## Inline Figures in Org-Mode Paper Drafts

Writing a paper often comes along with a problem known as information fragmentation: figures, tables and the respective data sources related to the paper certainly are somewhere on your hard disk – but where? How did I name the file with the data-points again? And, the heck, which commands did I use to create that [...]

## List Only Subdirectories for Shell Scripting

I like to have the following snippet in my .zshrc (or .bashrc) for convenience
alias lsd=”ls -l|awk ‘/^d/ {print \$9}’” It displays all subdirectories underneath the current directory. The goodness in this variant is that it gives you the pure names and that you can use it in loops without hassle : for d in lsd; do mv$d/resultfile.dat [...]

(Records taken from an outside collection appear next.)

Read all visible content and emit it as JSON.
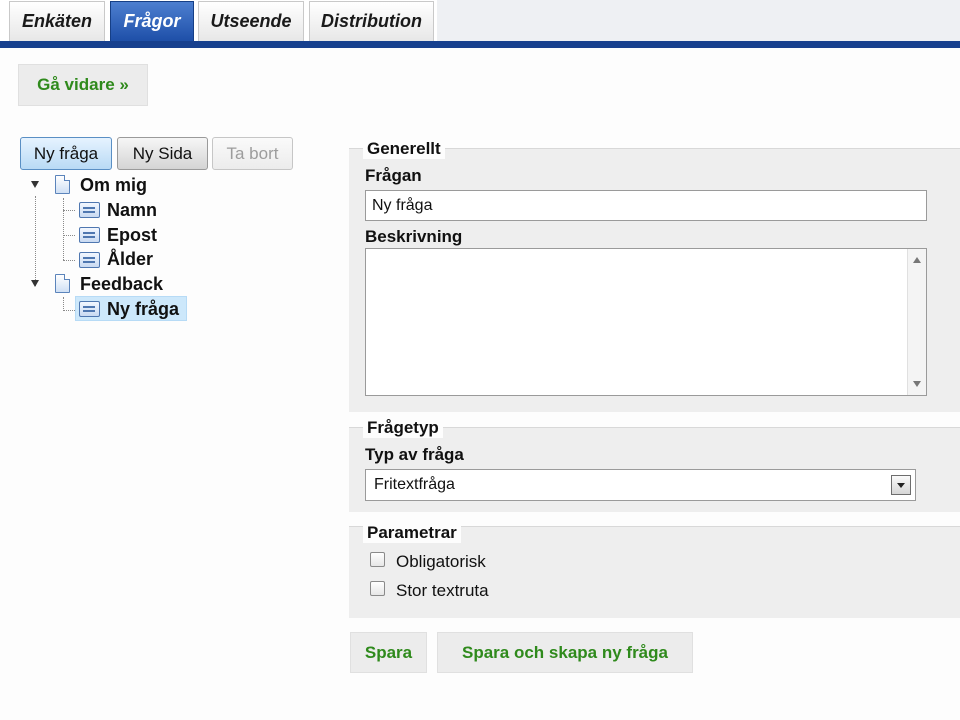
{
  "tabs": [
    {
      "label": "Enkäten",
      "active": false
    },
    {
      "label": "Frågor",
      "active": true
    },
    {
      "label": "Utseende",
      "active": false
    },
    {
      "label": "Distribution",
      "active": false
    }
  ],
  "toolbar": {
    "next_label": "Gå vidare »"
  },
  "tree_buttons": {
    "new_question": "Ny fråga",
    "new_page": "Ny Sida",
    "delete": "Ta bort"
  },
  "tree": {
    "pages": [
      {
        "label": "Om mig",
        "questions": [
          "Namn",
          "Epost",
          "Ålder"
        ]
      },
      {
        "label": "Feedback",
        "questions": [
          "Ny fråga"
        ]
      }
    ],
    "selected": "Ny fråga"
  },
  "general": {
    "legend": "Generellt",
    "question_label": "Frågan",
    "question_value": "Ny fråga",
    "description_label": "Beskrivning",
    "description_value": ""
  },
  "question_type": {
    "legend": "Frågetyp",
    "type_label": "Typ av fråga",
    "selected": "Fritextfråga"
  },
  "parameters": {
    "legend": "Parametrar",
    "options": [
      {
        "label": "Obligatorisk",
        "checked": false
      },
      {
        "label": "Stor textruta",
        "checked": false
      }
    ]
  },
  "actions": {
    "save": "Spara",
    "save_and_new": "Spara och skapa ny fråga"
  },
  "colors": {
    "tab_active": "#1e4fa8",
    "tab_bar": "#17408e",
    "action_text": "#2f8a1c",
    "selection": "#cde8fb"
  }
}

## Finding out where your Program Crashes with the Emacs GUD

This post describes a very, very elementary debugging skill. Yet, I could not find any concise tutorial about it on the web. So, here we go!
Assume you’re developing a small software under Linux, maybe using C or C++ and the GCC compiler. Testing your program, you find that it crashes with an error (segfault, assertion, [...]

## Economic Crisis coming faster than Great Depression

Since weeks  the media is reporting about the severity of the current economic crisis, comparing it with the Great Depression (GD) that began 1929. However, to me this seemed like a historic exaggeration since I couldn’t really rediscover the severe effects of the GD in the current crisis. However, I now found some figures that [...]

## Including Math Formulas Into Emails

Today I stumbled over a very neat extension for the email client Mozilla Thunderbird. It allows you to include LaTeX style formulas into your email. Simply write down the formula enclosed in $$’s, e.g.$$\alpha = 5. Hitting a button will then convert all formulas into images and thereby allows you to send the email [...]

## Online Memorizing Revisited

In december, I wrote an article about spaced repetition systems for learning vocabuly and other facts. The both web- and desktop-based tool Anki turned out to be particularly suitable for our purposes (see older post). One requirement was the ability to instantly share entered facts among a group of people, which interestingly was problematic for [...]

## Fetch Bibliographic Data within Emacs

Are you frequently working with bibliographies, e.g. writing LaTeX documents with BibTeX? Finding the references you want to cite, and fetching/inserting the bibliographic data usually involves a number of clicks and database searches. There is an Emacs extension that may help you out here: Pub-Mode streamlines the whole process down to a couple of keystrokes.
Also, [...]

## Using Emacs Org-mode to Draft Papers

Scientific papers are mostly written in LaTeX, a markup language for typesetting. With LaTeX, a document is programmed rather than edited in a WYSIWYG-way. There is a great deal of specialized editors or editor modes (e.g. AucTeX) simplifying the creation of LaTeX documents. In many cases, however, you just want to quickly write down what’s [...]

## Directly Edit and Play with Plots in R

The R-project describes itself as a “free software environment for statistical computing and graphics”. It can produce nice graphics indeed, but in practice editing them often gets tedious since any alteration must be given as one or multiple command-line commands. At least I thought so – until I found out about the playwith package. With [...]

## Activate extended globbing!

This one is for zsh users. As you read this, open your editor at once an add the following line to your .zshrc
setopt extendedglob
This will activate extended globbing and allow you to do even more zsh commandline candy. Here some examples
rm ^important.txt # remove all files in the current dir but important.txt
rm *.log~apache.log # [...]